Every writer I know has, at one time or another, had the following conversation with themselves: “If I write X-number-of-words for X-number-of-days, then by this date I’ll have the first draft of my novel finished!” The theory looks something like this: if you spend 30 days planning and 60 days writing, at 2000 words a day, then you should be able to write 3 books a year and still have plenty of time to have a life. Adjust the figures accordingly, but you get the gist.
Here’s the problem: my mind isn’t a word-widget factory. The theory describes a mechanical process when, in fact, writing is an artistic endeavor. Some days, it’ll be near impossible to put 2000 words down; in fact, some days will be downright Joyce-ian (twelve words and no idea what order they go in). This is why I tend to take a year or more to write one book. But, to quote Treebeard from The Lord of the Rings: “The world is changing: I feel it in the water, I feel it in the earth, and I smell it in the air.”
The world has changed. Publishing is a different beast, now. Writers no longer have the luxury of time. Books must be written; schedules must be maintained. And damned to oblivion be ye who cannot keep up!
Thus, here I am. Twilight of the Gods needs to be finished and handed in by the end of the year. I have approximately 60 days; in that 60 days, I need to write 100-120K words. 2000 words a day. I need, then, to be a better writer than I have ever been before — more focused, more driven, more passionate. I’ll be participating in National Novel Writing Month (NaNoWriMo) for the first half, and then punching forward on my own for the second.
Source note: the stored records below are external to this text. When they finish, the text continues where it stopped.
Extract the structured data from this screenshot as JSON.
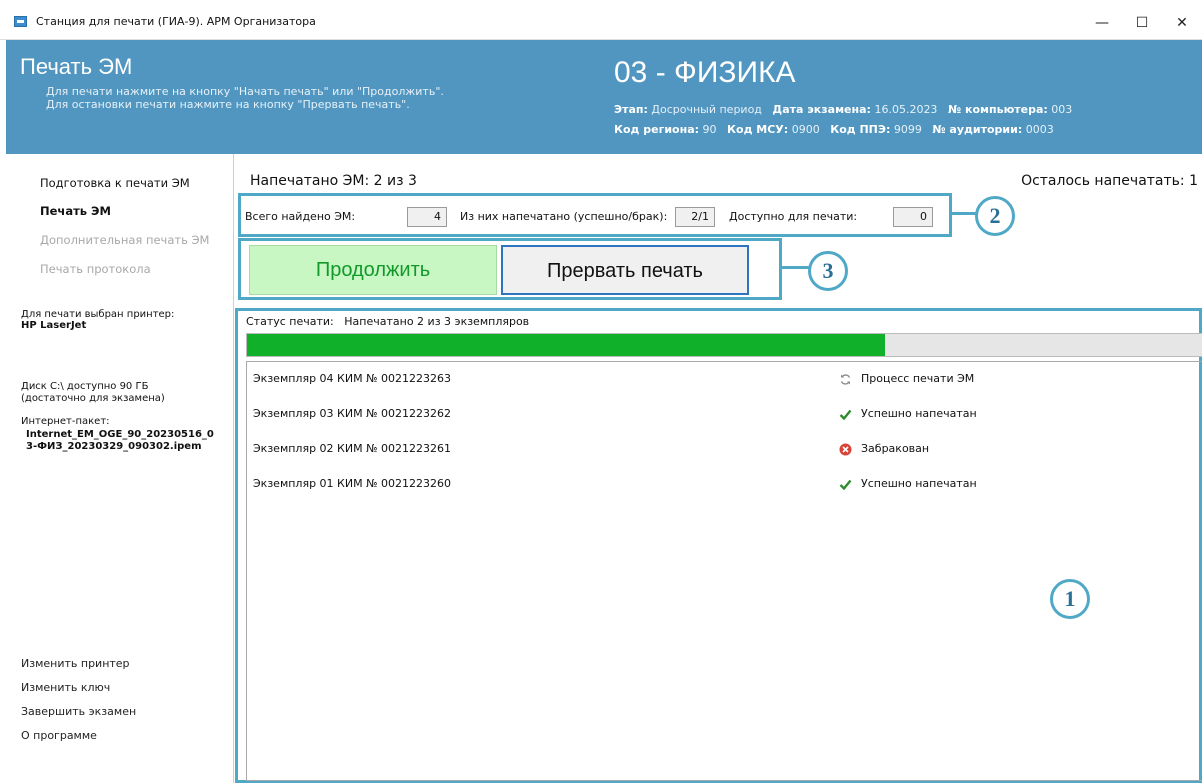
{
  "window": {
    "title": "Станция для печати (ГИА-9). АРМ Организатора",
    "minimize": "—",
    "maximize": "☐",
    "close": "✕"
  },
  "header": {
    "title": "Печать ЭМ",
    "hint_line1": "Для печати нажмите на кнопку \"Начать печать\" или \"Продолжить\".",
    "hint_line2": "Для остановки печати нажмите на кнопку \"Прервать печать\".",
    "subject": "03 - ФИЗИКА",
    "stage_label": "Этап:",
    "stage_value": "Досрочный период",
    "exam_date_label": "Дата экзамена:",
    "exam_date_value": "16.05.2023",
    "computer_label": "№ компьютера:",
    "computer_value": "003",
    "region_label": "Код региона:",
    "region_value": "90",
    "msu_label": "Код МСУ:",
    "msu_value": "0900",
    "ppe_label": "Код ППЭ:",
    "ppe_value": "9099",
    "room_label": "№ аудитории:",
    "room_value": "0003"
  },
  "sidebar": {
    "nav": [
      {
        "label": "Подготовка к печати ЭМ",
        "state": "normal"
      },
      {
        "label": "Печать ЭМ",
        "state": "active"
      },
      {
        "label": "Дополнительная печать ЭМ",
        "state": "disabled"
      },
      {
        "label": "Печать протокола",
        "state": "disabled"
      }
    ],
    "printer_label": "Для печати выбран принтер:",
    "printer_value": "HP LaserJet",
    "disk_line1": "Диск C:\\ доступно 90 ГБ",
    "disk_line2": "(достаточно для экзамена)",
    "package_label": "Интернет-пакет:",
    "package_line1": "Internet_EM_OGE_90_20230516_0",
    "package_line2": "3-ФИЗ_20230329_090302.ipem",
    "links": [
      "Изменить принтер",
      "Изменить ключ",
      "Завершить экзамен",
      "О программе"
    ]
  },
  "main": {
    "printed_text": "Напечатано ЭМ:  2  из  3",
    "remaining_text": "Осталось напечатать:  1",
    "stats": {
      "found_label": "Всего найдено ЭМ:",
      "found_value": "4",
      "printed_label": "Из них напечатано (успешно/брак):",
      "printed_value": "2/1",
      "available_label": "Доступно для печати:",
      "available_value": "0"
    },
    "buttons": {
      "continue": "Продолжить",
      "stop": "Прервать печать"
    },
    "status_label": "Статус печати:",
    "status_value": "Напечатано 2 из 3 экземпляров",
    "progress_fraction": 0.667,
    "rows": [
      {
        "item": "Экземпляр 04  КИМ № 0021223263",
        "status": "Процесс печати ЭМ",
        "icon": "refresh-icon"
      },
      {
        "item": "Экземпляр 03  КИМ № 0021223262",
        "status": "Успешно напечатан",
        "icon": "checkmark-icon"
      },
      {
        "item": "Экземпляр 02  КИМ № 0021223261",
        "status": "Забракован",
        "icon": "error-icon"
      },
      {
        "item": "Экземпляр 01  КИМ № 0021223260",
        "status": "Успешно напечатан",
        "icon": "checkmark-icon"
      }
    ]
  },
  "callouts": [
    "1",
    "2",
    "3"
  ],
  "colors": {
    "header_bg": "#5096c0",
    "accent_border": "#4fa8c6",
    "progress_fill": "#11b02a",
    "continue_bg": "#c8f7c4",
    "continue_text": "#119a2a"
  }
}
I am not at all confident I can pull this off. My past says “not damn likely, monkey boy!” But I have to try. To quote Von Moltke the Elder: “No battle plan survives contact with the Enemy.” In this instance, though, the words aren’t the Enemy. In this instance, I am the Enemy.
And I must defeat myself in order to triumph . . .